Archiver > Scotch-Irish > 1998-02 > 0886582931


From: Burnside< >
Subject: Picts and racial myths
Date: Wed, 4 Feb 1998 04:02:11 -0500


Hi

Just catching up on the ol' e-mail and found this thread. And I hope I'm not
stepping on what someone else has already said. Sometimes I only get part of
the S.I. list and several messages on this thread I never got. Anyway--

Racial myths are fine as long as we realize that they are most often
politically driven. The question is "who composed the myth about whom and
who does the myth serve?" So, I am willing to entertain, for entertainment's
sake, myths such as our Irish ancestors'journey through Egypt or the Welsh
myth of origins in Troy. However, we don't need the Anglo-Saxon Chronicle.
It seems to me our Celtic ancestors have perfectly entertaining stories of
their own.

Some time ago I found a book on the subject which I found rather interesting:

"Racial Myth In English History: Trojans, Teutons and Anglo-Saxons" by Hugh
MacDougall, paper, University Press of New England ISBN 0-88772-212-1.

As far as the Picts go, there are several studies on this people. The one I
have here is Laing and Laing "The Picts and the Scots" Alan Sutton Pub 1994
ISBN 0-7509-0677-4

In their estimation the Romans invented this term and used it broadly, to
describe any north Briton who was struggling against Roman domination. That
they might not have been tribal groups as such, but the ruling class of
certain Celtic tribes in the north. The Gaelic Irish knew them as Cruithni
which in Brythonic Celtic was Pritani or Priteni in which the word Britain
originates. If I'm not mistaken there were also Cruithni or Picts in north
Ireland. This culture in north Britain can be traced to the Bronze Age. The
language of the Picts seems to have been essentially British Celtic, like
that of the rest of the island.

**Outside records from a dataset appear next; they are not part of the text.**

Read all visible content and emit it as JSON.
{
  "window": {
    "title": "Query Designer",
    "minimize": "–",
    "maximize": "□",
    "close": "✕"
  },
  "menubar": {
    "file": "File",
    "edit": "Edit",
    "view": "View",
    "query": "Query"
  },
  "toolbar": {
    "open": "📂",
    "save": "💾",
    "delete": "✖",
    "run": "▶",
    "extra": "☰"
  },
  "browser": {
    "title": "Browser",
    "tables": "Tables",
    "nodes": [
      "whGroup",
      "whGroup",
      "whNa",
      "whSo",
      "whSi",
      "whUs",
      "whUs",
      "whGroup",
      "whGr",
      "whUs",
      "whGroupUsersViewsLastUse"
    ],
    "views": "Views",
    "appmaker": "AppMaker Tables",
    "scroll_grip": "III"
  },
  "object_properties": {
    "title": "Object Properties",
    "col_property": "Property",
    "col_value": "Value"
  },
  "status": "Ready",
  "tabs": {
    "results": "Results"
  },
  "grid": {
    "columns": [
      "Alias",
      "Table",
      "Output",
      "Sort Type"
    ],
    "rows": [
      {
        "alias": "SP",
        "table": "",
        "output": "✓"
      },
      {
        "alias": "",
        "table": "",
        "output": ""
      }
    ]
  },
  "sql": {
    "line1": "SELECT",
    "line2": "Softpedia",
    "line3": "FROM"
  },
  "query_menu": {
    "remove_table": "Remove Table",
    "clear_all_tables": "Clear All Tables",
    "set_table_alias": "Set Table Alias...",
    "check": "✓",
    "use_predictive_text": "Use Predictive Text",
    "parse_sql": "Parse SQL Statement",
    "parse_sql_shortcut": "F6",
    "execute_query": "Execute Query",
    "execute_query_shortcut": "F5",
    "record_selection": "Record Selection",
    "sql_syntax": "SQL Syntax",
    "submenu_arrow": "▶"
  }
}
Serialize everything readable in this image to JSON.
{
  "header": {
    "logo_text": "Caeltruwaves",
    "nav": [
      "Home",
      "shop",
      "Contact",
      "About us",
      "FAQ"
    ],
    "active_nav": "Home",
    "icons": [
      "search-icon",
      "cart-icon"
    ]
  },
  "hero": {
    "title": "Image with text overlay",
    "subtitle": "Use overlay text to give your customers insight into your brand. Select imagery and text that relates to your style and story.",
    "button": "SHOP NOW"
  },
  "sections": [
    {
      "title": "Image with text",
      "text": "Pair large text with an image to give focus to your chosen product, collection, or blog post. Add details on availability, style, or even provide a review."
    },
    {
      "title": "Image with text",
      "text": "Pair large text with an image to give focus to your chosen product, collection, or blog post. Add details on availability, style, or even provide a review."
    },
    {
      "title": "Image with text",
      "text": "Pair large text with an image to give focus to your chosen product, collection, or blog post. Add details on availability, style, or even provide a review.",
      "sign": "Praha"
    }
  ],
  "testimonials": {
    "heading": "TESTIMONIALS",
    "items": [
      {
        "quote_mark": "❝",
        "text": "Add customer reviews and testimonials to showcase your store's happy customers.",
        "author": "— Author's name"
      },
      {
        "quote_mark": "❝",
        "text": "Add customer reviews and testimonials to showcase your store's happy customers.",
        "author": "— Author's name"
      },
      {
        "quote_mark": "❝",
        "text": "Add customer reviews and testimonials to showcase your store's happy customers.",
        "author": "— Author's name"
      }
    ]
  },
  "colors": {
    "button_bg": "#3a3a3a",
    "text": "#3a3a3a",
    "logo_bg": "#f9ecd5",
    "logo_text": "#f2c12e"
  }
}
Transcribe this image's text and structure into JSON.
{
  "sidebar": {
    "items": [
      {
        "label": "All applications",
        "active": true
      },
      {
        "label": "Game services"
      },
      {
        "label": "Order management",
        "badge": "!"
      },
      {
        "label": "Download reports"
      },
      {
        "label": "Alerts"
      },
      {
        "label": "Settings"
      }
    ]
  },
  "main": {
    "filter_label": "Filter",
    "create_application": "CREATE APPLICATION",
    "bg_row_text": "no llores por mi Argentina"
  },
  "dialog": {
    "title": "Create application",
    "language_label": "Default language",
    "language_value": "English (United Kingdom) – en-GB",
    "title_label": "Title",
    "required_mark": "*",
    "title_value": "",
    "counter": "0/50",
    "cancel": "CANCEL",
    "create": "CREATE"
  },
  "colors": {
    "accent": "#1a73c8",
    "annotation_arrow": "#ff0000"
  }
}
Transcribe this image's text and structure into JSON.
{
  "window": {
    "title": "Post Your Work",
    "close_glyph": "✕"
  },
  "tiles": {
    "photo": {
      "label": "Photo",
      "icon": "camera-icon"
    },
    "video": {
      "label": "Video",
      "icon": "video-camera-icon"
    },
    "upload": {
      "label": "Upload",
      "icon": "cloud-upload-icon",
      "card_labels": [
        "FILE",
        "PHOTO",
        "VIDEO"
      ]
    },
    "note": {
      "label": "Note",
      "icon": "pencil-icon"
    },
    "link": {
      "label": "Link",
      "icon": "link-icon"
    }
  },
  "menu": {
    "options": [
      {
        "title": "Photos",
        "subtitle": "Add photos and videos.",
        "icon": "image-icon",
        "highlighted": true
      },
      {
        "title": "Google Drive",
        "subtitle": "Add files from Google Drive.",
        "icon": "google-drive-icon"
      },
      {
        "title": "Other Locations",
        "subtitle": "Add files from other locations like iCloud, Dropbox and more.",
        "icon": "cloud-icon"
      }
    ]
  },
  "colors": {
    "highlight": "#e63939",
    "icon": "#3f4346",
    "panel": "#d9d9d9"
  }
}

As far as the English, even Camden refuted the A.S. Chronicle and Bede on
this fantasy that the Picts came from Scythia.
Even though it is said that the continental Celts early on borrowed much
from their eastern neighbors. Camden had the Picts as Celtic Britons who
fled the Roman advance. The Laings state rather emphatically that there is
no evidence whatsoever for an influx of any foreign peoples in north Britain
in later pre-history.

It seems important to at least try to understand who the Picts actually were
over and against the myth of their origins. Many of our ancestors came from
this people. Certain Scottish clans claim descent from them and surely their
blood runs in the veins of many of our families in Scotland and abroad. It
seems to me an important part of our history.

Tracy

This thread: